● Your assignment: From the entries below, return every line that includes the word "note".
__________
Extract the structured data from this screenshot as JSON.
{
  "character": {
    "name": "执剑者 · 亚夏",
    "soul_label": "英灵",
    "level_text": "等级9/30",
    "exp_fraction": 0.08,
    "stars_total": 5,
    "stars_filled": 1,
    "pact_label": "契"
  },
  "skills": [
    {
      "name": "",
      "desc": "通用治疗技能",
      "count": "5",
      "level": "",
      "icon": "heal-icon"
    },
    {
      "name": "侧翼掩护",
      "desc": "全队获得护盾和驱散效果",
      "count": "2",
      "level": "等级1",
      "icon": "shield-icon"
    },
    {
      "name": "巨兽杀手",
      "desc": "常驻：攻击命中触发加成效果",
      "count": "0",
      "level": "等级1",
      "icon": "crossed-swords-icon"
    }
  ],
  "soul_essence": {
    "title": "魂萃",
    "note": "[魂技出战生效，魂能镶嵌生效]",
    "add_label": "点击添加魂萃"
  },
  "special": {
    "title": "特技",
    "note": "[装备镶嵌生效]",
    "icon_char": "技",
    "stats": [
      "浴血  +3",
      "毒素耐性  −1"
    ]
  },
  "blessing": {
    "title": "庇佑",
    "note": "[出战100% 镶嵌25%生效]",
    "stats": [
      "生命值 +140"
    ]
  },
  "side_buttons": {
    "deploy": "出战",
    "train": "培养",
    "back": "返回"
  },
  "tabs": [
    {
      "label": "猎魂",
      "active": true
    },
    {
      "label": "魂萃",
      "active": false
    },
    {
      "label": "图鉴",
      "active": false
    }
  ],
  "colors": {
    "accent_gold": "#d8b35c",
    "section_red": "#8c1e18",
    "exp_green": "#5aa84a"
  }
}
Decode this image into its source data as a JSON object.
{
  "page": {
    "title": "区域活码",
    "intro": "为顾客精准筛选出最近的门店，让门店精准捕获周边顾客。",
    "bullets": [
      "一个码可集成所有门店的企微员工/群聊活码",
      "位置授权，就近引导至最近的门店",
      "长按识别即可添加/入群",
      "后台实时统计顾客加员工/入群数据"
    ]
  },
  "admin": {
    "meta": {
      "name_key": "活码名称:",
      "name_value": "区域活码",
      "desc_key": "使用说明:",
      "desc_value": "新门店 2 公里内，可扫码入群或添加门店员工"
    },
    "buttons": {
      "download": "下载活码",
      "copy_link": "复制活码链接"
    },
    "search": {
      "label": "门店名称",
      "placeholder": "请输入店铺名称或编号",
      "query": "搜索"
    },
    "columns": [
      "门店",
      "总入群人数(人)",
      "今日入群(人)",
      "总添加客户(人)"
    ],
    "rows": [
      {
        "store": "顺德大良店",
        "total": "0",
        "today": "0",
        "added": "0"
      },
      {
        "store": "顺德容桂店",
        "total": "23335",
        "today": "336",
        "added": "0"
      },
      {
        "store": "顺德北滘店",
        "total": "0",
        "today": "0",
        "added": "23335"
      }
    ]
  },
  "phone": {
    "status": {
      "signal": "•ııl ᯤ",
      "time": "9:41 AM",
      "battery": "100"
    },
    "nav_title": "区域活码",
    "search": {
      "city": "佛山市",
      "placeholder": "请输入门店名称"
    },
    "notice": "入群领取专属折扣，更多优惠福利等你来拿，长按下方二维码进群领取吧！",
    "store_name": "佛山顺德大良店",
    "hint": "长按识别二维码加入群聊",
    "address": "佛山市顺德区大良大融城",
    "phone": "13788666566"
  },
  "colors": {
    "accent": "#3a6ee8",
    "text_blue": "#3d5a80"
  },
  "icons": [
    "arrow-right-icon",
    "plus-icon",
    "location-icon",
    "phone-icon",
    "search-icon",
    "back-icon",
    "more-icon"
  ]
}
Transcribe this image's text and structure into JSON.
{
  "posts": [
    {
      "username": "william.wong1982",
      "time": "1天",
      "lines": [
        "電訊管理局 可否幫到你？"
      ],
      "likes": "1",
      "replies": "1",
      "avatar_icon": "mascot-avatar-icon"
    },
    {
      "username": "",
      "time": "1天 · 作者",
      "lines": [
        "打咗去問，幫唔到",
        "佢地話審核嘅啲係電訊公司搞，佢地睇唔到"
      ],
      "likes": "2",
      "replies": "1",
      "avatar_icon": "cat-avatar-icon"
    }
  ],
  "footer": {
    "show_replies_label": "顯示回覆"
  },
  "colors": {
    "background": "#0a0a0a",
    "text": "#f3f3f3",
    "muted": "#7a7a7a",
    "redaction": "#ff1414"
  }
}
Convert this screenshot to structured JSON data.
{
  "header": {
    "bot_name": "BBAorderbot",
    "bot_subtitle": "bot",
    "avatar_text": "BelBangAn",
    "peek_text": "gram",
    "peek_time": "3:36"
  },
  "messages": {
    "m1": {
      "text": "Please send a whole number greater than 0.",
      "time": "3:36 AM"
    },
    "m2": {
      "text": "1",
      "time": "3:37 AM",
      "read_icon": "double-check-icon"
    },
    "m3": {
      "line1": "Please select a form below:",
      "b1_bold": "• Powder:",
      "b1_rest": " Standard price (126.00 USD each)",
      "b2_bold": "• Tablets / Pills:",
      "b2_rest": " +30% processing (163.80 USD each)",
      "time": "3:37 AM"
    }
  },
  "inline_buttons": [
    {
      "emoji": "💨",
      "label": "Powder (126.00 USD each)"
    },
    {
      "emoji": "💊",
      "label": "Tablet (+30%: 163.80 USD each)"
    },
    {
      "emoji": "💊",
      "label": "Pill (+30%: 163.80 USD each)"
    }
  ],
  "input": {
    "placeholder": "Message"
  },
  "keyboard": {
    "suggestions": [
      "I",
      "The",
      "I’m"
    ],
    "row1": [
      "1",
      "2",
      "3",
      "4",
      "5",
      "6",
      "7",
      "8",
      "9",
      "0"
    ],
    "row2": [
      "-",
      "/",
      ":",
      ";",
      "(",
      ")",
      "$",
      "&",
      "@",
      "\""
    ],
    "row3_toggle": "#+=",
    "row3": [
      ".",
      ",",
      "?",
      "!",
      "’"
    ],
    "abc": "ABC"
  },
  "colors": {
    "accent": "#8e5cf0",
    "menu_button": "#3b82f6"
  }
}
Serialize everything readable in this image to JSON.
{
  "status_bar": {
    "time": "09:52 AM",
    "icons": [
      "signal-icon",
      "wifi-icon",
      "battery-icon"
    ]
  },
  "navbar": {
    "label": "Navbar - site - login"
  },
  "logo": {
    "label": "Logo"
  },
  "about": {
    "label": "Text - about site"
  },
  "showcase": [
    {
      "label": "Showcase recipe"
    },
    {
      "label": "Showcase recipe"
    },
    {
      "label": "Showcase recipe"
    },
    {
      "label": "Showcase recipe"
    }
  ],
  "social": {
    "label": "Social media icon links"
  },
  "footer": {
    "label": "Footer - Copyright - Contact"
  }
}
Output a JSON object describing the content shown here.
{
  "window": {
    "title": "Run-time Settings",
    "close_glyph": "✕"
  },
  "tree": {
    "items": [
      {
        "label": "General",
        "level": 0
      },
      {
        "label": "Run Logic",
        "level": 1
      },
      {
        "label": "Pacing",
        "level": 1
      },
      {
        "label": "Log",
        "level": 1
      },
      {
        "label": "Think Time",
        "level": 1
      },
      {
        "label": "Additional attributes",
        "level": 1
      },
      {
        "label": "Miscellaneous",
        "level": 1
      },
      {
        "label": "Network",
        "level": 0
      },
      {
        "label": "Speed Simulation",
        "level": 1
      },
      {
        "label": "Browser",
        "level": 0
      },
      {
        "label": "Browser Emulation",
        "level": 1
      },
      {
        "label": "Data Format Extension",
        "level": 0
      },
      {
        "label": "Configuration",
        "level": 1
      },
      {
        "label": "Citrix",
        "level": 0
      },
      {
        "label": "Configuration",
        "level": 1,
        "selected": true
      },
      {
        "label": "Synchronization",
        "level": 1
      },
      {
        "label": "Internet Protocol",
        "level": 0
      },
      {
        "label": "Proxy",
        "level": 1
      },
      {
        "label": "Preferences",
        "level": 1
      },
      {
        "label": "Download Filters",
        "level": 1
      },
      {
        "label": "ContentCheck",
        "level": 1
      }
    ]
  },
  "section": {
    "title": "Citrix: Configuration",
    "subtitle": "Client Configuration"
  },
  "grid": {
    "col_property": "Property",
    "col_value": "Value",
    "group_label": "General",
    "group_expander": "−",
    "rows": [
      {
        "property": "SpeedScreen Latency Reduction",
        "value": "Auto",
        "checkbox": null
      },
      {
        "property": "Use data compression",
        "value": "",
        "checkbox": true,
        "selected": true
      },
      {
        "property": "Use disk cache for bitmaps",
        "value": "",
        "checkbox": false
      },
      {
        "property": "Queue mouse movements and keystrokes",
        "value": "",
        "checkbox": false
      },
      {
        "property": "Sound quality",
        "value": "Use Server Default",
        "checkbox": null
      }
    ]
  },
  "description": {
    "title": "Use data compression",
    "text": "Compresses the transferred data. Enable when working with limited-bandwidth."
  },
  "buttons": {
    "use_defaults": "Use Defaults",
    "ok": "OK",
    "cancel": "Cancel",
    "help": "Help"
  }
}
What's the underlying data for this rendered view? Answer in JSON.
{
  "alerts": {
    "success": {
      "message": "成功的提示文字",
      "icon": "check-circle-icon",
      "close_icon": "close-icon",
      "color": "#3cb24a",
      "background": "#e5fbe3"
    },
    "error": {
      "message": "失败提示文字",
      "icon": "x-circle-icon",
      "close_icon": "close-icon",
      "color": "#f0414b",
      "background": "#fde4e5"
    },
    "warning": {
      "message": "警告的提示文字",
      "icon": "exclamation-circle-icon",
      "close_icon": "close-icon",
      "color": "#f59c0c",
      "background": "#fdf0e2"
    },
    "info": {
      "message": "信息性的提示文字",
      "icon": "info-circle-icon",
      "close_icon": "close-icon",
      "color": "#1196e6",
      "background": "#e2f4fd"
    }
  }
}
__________
● Your response:
    "note": "[魂技出战生效，魂能镶嵌生效]",
    "note": "[装备镶嵌生效]",
    "note": "[出战100% 镶嵌25%生效]",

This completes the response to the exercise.